> _About this exercise_
Give back all of the data exactly as it stands, with the pictures removed.

─── Available data

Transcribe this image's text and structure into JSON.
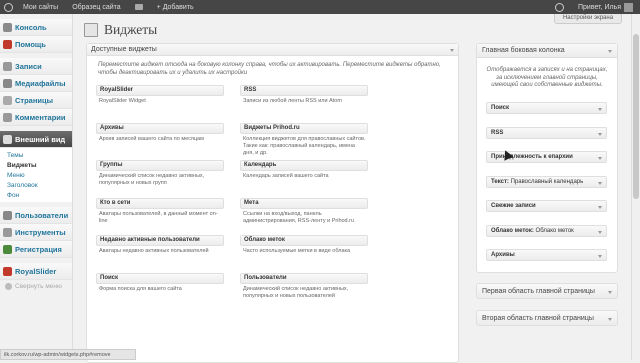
{
  "adminbar": {
    "my_sites": "Мои сайты",
    "site_name": "Образец сайта",
    "add_label": "+ Добавить",
    "greeting": "Привет, Илья"
  },
  "screen_options": "Настройки экрана",
  "page_title": "Виджеты",
  "menu": {
    "items": [
      {
        "label": "Консоль",
        "icon": "dashboard-icon",
        "color": "#8a8a8a"
      },
      {
        "label": "Помощь",
        "icon": "help-icon",
        "color": "#c0392b"
      }
    ],
    "items2": [
      {
        "label": "Записи",
        "icon": "pin-icon",
        "color": "#999"
      },
      {
        "label": "Медиафайлы",
        "icon": "media-icon",
        "color": "#888"
      },
      {
        "label": "Страницы",
        "icon": "pages-icon",
        "color": "#aaa"
      },
      {
        "label": "Комментарии",
        "icon": "comments-icon",
        "color": "#999"
      }
    ],
    "appearance": {
      "label": "Внешний вид",
      "icon": "appearance-icon",
      "color": "#ddd"
    },
    "submenu": [
      "Темы",
      "Виджеты",
      "Меню",
      "Заголовок",
      "Фон"
    ],
    "items3": [
      {
        "label": "Пользователи",
        "icon": "users-icon",
        "color": "#888"
      },
      {
        "label": "Инструменты",
        "icon": "tools-icon",
        "color": "#999"
      },
      {
        "label": "Регистрация",
        "icon": "registration-icon",
        "color": "#4a8a3a"
      }
    ],
    "royalslider": {
      "label": "RoyalSlider",
      "icon": "royalslider-icon",
      "color": "#c0392b"
    },
    "collapse": "Свернуть меню"
  },
  "available": {
    "title": "Доступные виджеты",
    "desc": "Переместите виджет отсюда на боковую колонку справа, чтобы их активировать. Переместите виджеты обратно, чтобы деактивировать их и удалить их настройки",
    "widgets": [
      [
        {
          "title": "RoyalSlider",
          "desc": "RoyalSlider Widget"
        },
        {
          "title": "RSS",
          "desc": "Записи из любой ленты RSS или Atom"
        }
      ],
      [
        {
          "title": "Архивы",
          "desc": "Архив записей вашего сайта по месяцам"
        },
        {
          "title": "Виджеты Prihod.ru",
          "desc": "Коллекция виджетов для православных сайтов. Такие как: православный календарь, имена дня, и др."
        }
      ],
      [
        {
          "title": "Группы",
          "desc": "Динамический список недавно активных, популярных и новых групп"
        },
        {
          "title": "Календарь",
          "desc": "Календарь записей вашего сайта"
        }
      ],
      [
        {
          "title": "Кто в сети",
          "desc": "Аватары пользователей, в данный момент on-line"
        },
        {
          "title": "Мета",
          "desc": "Ссылки на вход/выход, панель администрирования, RSS-ленту и Prihod.ru"
        }
      ],
      [
        {
          "title": "Недавно активные пользователи",
          "desc": "Аватары недавно активных пользователей"
        },
        {
          "title": "Облако меток",
          "desc": "Часто используемые метки в виде облака"
        }
      ],
      [
        {
          "title": "Поиск",
          "desc": "Форма поиска для вашего сайта"
        },
        {
          "title": "Пользователи",
          "desc": "Динамический список недавно активных, популярных и новых пользователей"
        }
      ]
    ]
  },
  "main_sidebar": {
    "title": "Главная боковая колонка",
    "desc": "Отображается в записях и на страницах, за исключением главной страницы, имеющей свои собственные виджеты.",
    "widgets": [
      {
        "title": "Поиск",
        "name": ""
      },
      {
        "title": "RSS",
        "name": ""
      },
      {
        "title": "Принадлежность к епархии",
        "name": ""
      },
      {
        "title": "Текст:",
        "name": "Православный календарь"
      },
      {
        "title": "Свежие записи",
        "name": ""
      },
      {
        "title": "Облако меток:",
        "name": "Облако меток"
      },
      {
        "title": "Архивы",
        "name": ""
      }
    ]
  },
  "area_first": "Первая область главной страницы",
  "area_second": "Вторая область главной страницы",
  "status_url": "ilk.corkov.ru/wp-admin/widgets.php#remove"
}
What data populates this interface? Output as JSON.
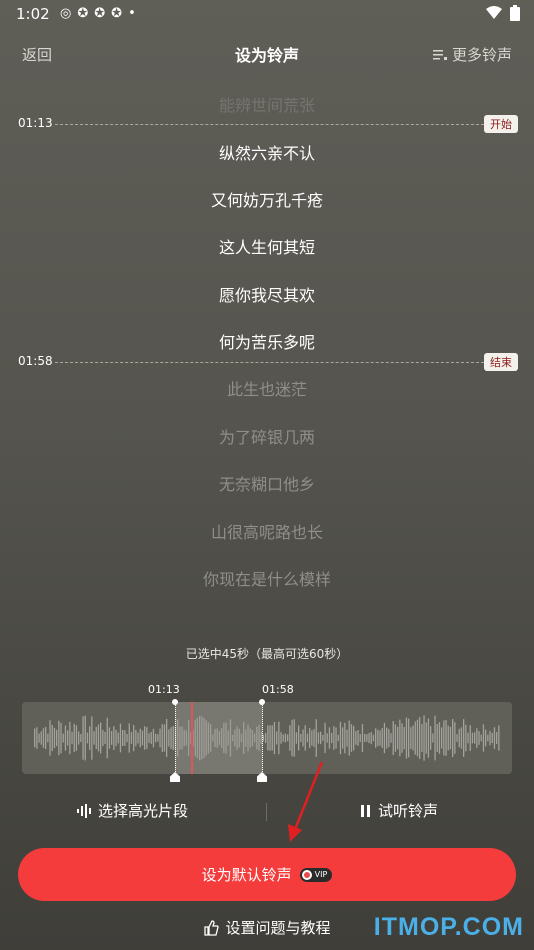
{
  "status": {
    "time": "1:02"
  },
  "header": {
    "back_label": "返回",
    "title": "设为铃声",
    "more_label": "更多铃声"
  },
  "lyrics": {
    "top_partial": "能辨世间荒张",
    "lines_selected": [
      "纵然六亲不认",
      "又何妨万孔千疮",
      "这人生何其短",
      "愿你我尽其欢",
      "何为苦乐多呢"
    ],
    "lines_after": [
      "此生也迷茫",
      "为了碎银几两",
      "无奈糊口他乡",
      "山很高呢路也长",
      "你现在是什么模样"
    ]
  },
  "markers": {
    "start": {
      "time": "01:13",
      "tag": "开始"
    },
    "end": {
      "time": "01:58",
      "tag": "结束"
    }
  },
  "selection": {
    "info": "已选中45秒（最高可选60秒）",
    "start_label": "01:13",
    "end_label": "01:58"
  },
  "actions": {
    "highlight_label": "选择高光片段",
    "preview_label": "试听铃声"
  },
  "primary": {
    "label": "设为默认铃声",
    "vip": "VIP"
  },
  "help": {
    "label": "设置问题与教程"
  },
  "watermark": "ITMOP.COM",
  "colors": {
    "accent": "#f53c3c",
    "tag_text": "#8a1b1b"
  }
}
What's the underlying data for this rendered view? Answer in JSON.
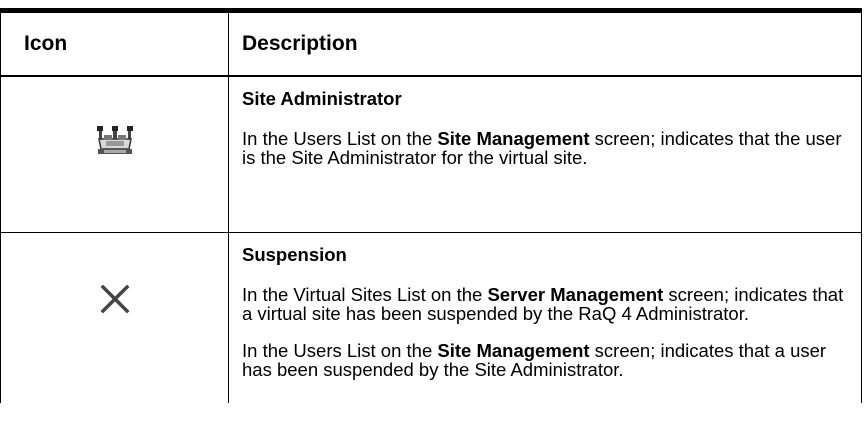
{
  "table": {
    "headers": {
      "icon": "Icon",
      "description": "Description"
    },
    "rows": [
      {
        "icon": "site-admin-crown-icon",
        "title": "Site Administrator",
        "paragraphs": [
          {
            "pre": "In the Users List on the ",
            "bold": "Site Management",
            "post": " screen; indicates that the user is the Site Administrator for the virtual site."
          }
        ]
      },
      {
        "icon": "suspension-x-icon",
        "title": "Suspension",
        "paragraphs": [
          {
            "pre": "In the Virtual Sites List on the ",
            "bold": "Server Management",
            "post": " screen; indicates that a virtual site has been suspended by the RaQ 4 Administrator."
          },
          {
            "pre": "In the Users List on the ",
            "bold": "Site Management",
            "post": " screen; indicates that a user has been suspended by the Site Administrator."
          }
        ]
      }
    ]
  }
}
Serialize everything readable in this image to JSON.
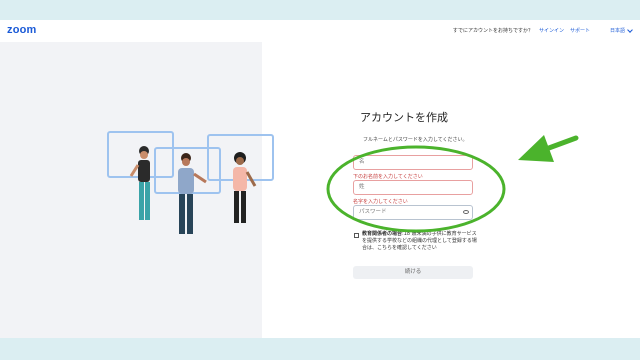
{
  "header": {
    "logo": "zoom",
    "question": "すでにアカウントをお持ちですか？",
    "signin": "サインイン",
    "support": "サポート",
    "language": "日本語"
  },
  "form": {
    "title": "アカウントを作成",
    "subtitle": "フルネームとパスワードを入力してください。",
    "first_name_placeholder": "名",
    "first_name_error": "下のお名前を入力してください",
    "last_name_placeholder": "姓",
    "last_name_error": "名字を入力してください",
    "password_placeholder": "パスワード",
    "consent_bold": "教育関係者の場合",
    "consent_text": ":18 歳未満の子供に教育サービスを提供する学校などの組織の代理として登録する場合は、こちらを確認してください",
    "continue_label": "続ける"
  },
  "colors": {
    "brand": "#1a5ad7",
    "error": "#c53a3a",
    "annotation": "#4bb32c",
    "illustration_frame": "#9ec3ef"
  },
  "annotation": {
    "shapes": [
      "ellipse",
      "arrow"
    ]
  }
}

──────

> _Exercise answer_
Transcribe this image's text and structure into JSON.
{
  "adminbar": {
    "my_sites": "Мои сайты",
    "site_name": "Образец сайта",
    "add_label": "+ Добавить",
    "greeting": "Привет, Илья"
  },
  "screen_options": "Настройки экрана",
  "page_title": "Виджеты",
  "menu": {
    "items": [
      {
        "label": "Консоль",
        "icon": "dashboard-icon",
        "color": "#8a8a8a"
      },
      {
        "label": "Помощь",
        "icon": "help-icon",
        "color": "#c0392b"
      }
    ],
    "items2": [
      {
        "label": "Записи",
        "icon": "pin-icon",
        "color": "#999"
      },
      {
        "label": "Медиафайлы",
        "icon": "media-icon",
        "color": "#888"
      },
      {
        "label": "Страницы",
        "icon": "pages-icon",
        "color": "#aaa"
      },
      {
        "label": "Комментарии",
        "icon": "comments-icon",
        "color": "#999"
      }
    ],
    "appearance": {
      "label": "Внешний вид",
      "icon": "appearance-icon",
      "color": "#ddd"
    },
    "submenu": [
      "Темы",
      "Виджеты",
      "Меню",
      "Заголовок",
      "Фон"
    ],
    "items3": [
      {
        "label": "Пользователи",
        "icon": "users-icon",
        "color": "#888"
      },
      {
        "label": "Инструменты",
        "icon": "tools-icon",
        "color": "#999"
      },
      {
        "label": "Регистрация",
        "icon": "registration-icon",
        "color": "#4a8a3a"
      }
    ],
    "royalslider": {
      "label": "RoyalSlider",
      "icon": "royalslider-icon",
      "color": "#c0392b"
    },
    "collapse": "Свернуть меню"
  },
  "available": {
    "title": "Доступные виджеты",
    "desc": "Переместите виджет отсюда на боковую колонку справа, чтобы их активировать. Переместите виджеты обратно, чтобы деактивировать их и удалить их настройки",
    "widgets": [
      [
        {
          "title": "RoyalSlider",
          "desc": "RoyalSlider Widget"
        },
        {
          "title": "RSS",
          "desc": "Записи из любой ленты RSS или Atom"
        }
      ],
      [
        {
          "title": "Архивы",
          "desc": "Архив записей вашего сайта по месяцам"
        },
        {
          "title": "Виджеты Prihod.ru",
          "desc": "Коллекция виджетов для православных сайтов. Такие как: православный календарь, имена дня, и др."
        }
      ],
      [
        {
          "title": "Группы",
          "desc": "Динамический список недавно активных, популярных и новых групп"
        },
        {
          "title": "Календарь",
          "desc": "Календарь записей вашего сайта"
        }
      ],
      [
        {
          "title": "Кто в сети",
          "desc": "Аватары пользователей, в данный момент on-line"
        },
        {
          "title": "Мета",
          "desc": "Ссылки на вход/выход, панель администрирования, RSS-ленту и Prihod.ru"
        }
      ],
      [
        {
          "title": "Недавно активные пользователи",
          "desc": "Аватары недавно активных пользователей"
        },
        {
          "title": "Облако меток",
          "desc": "Часто используемые метки в виде облака"
        }
      ],
      [
        {
          "title": "Поиск",
          "desc": "Форма поиска для вашего сайта"
        },
        {
          "title": "Пользователи",
          "desc": "Динамический список недавно активных, популярных и новых пользователей"
        }
      ]
    ]
  },
  "main_sidebar": {
    "title": "Главная боковая колонка",
    "desc": "Отображается в записях и на страницах, за исключением главной страницы, имеющей свои собственные виджеты.",
    "widgets": [
      {
        "title": "Поиск",
        "name": ""
      },
      {
        "title": "RSS",
        "name": ""
      },
      {
        "title": "Принадлежность к епархии",
        "name": ""
      },
      {
        "title": "Текст:",
        "name": "Православный календарь"
      },
      {
        "title": "Свежие записи",
        "name": ""
      },
      {
        "title": "Облако меток:",
        "name": "Облако меток"
      },
      {
        "title": "Архивы",
        "name": ""
      }
    ]
  },
  "area_first": "Первая область главной страницы",
  "area_second": "Вторая область главной страницы",
  "status_url": "ilk.corkov.ru/wp-admin/widgets.php#remove"
}
What data populates this interface? Output as JSON.
{
  "status": {
    "time": "1:02"
  },
  "header": {
    "back_label": "返回",
    "title": "设为铃声",
    "more_label": "更多铃声"
  },
  "lyrics": {
    "top_partial": "能辨世间荒张",
    "lines_selected": [
      "纵然六亲不认",
      "又何妨万孔千疮",
      "这人生何其短",
      "愿你我尽其欢",
      "何为苦乐多呢"
    ],
    "lines_after": [
      "此生也迷茫",
      "为了碎银几两",
      "无奈糊口他乡",
      "山很高呢路也长",
      "你现在是什么模样"
    ]
  },
  "markers": {
    "start": {
      "time": "01:13",
      "tag": "开始"
    },
    "end": {
      "time": "01:58",
      "tag": "结束"
    }
  },
  "selection": {
    "info": "已选中45秒（最高可选60秒）",
    "start_label": "01:13",
    "end_label": "01:58"
  },
  "actions": {
    "highlight_label": "选择高光片段",
    "preview_label": "试听铃声"
  },
  "primary": {
    "label": "设为默认铃声",
    "vip": "VIP"
  },
  "help": {
    "label": "设置问题与教程"
  },
  "watermark": "ITMOP.COM",
  "colors": {
    "accent": "#f53c3c",
    "tag_text": "#8a1b1b"
  }
}
What's the underlying data for this rendered view? Answer in JSON.
{
  "table": {
    "headers": {
      "icon": "Icon",
      "description": "Description"
    },
    "rows": [
      {
        "icon": "site-admin-crown-icon",
        "title": "Site Administrator",
        "paragraphs": [
          {
            "pre": "In the Users List on the ",
            "bold": "Site Management",
            "post": " screen; indicates that the user is the Site Administrator for the virtual site."
          }
        ]
      },
      {
        "icon": "suspension-x-icon",
        "title": "Suspension",
        "paragraphs": [
          {
            "pre": "In the Virtual Sites List on the ",
            "bold": "Server Management",
            "post": " screen; indicates that a virtual site has been suspended by the RaQ 4 Administrator."
          },
          {
            "pre": "In the Users List on the ",
            "bold": "Site Management",
            "post": " screen; indicates that a user has been suspended by the Site Administrator."
          }
        ]
      }
    ]
  }
}
Serialize everything readable in this image to JSON.
{
  "header": {
    "logo": "zoom",
    "question": "すでにアカウントをお持ちですか？",
    "signin": "サインイン",
    "support": "サポート",
    "language": "日本語"
  },
  "form": {
    "title": "アカウントを作成",
    "subtitle": "フルネームとパスワードを入力してください。",
    "first_name_placeholder": "名",
    "first_name_error": "下のお名前を入力してください",
    "last_name_placeholder": "姓",
    "last_name_error": "名字を入力してください",
    "password_placeholder": "パスワード",
    "consent_bold": "教育関係者の場合",
    "consent_text": ":18 歳未満の子供に教育サービスを提供する学校などの組織の代理として登録する場合は、こちらを確認してください",
    "continue_label": "続ける"
  },
  "colors": {
    "brand": "#1a5ad7",
    "error": "#c53a3a",
    "annotation": "#4bb32c",
    "illustration_frame": "#9ec3ef"
  },
  "annotation": {
    "shapes": [
      "ellipse",
      "arrow"
    ]
  }
}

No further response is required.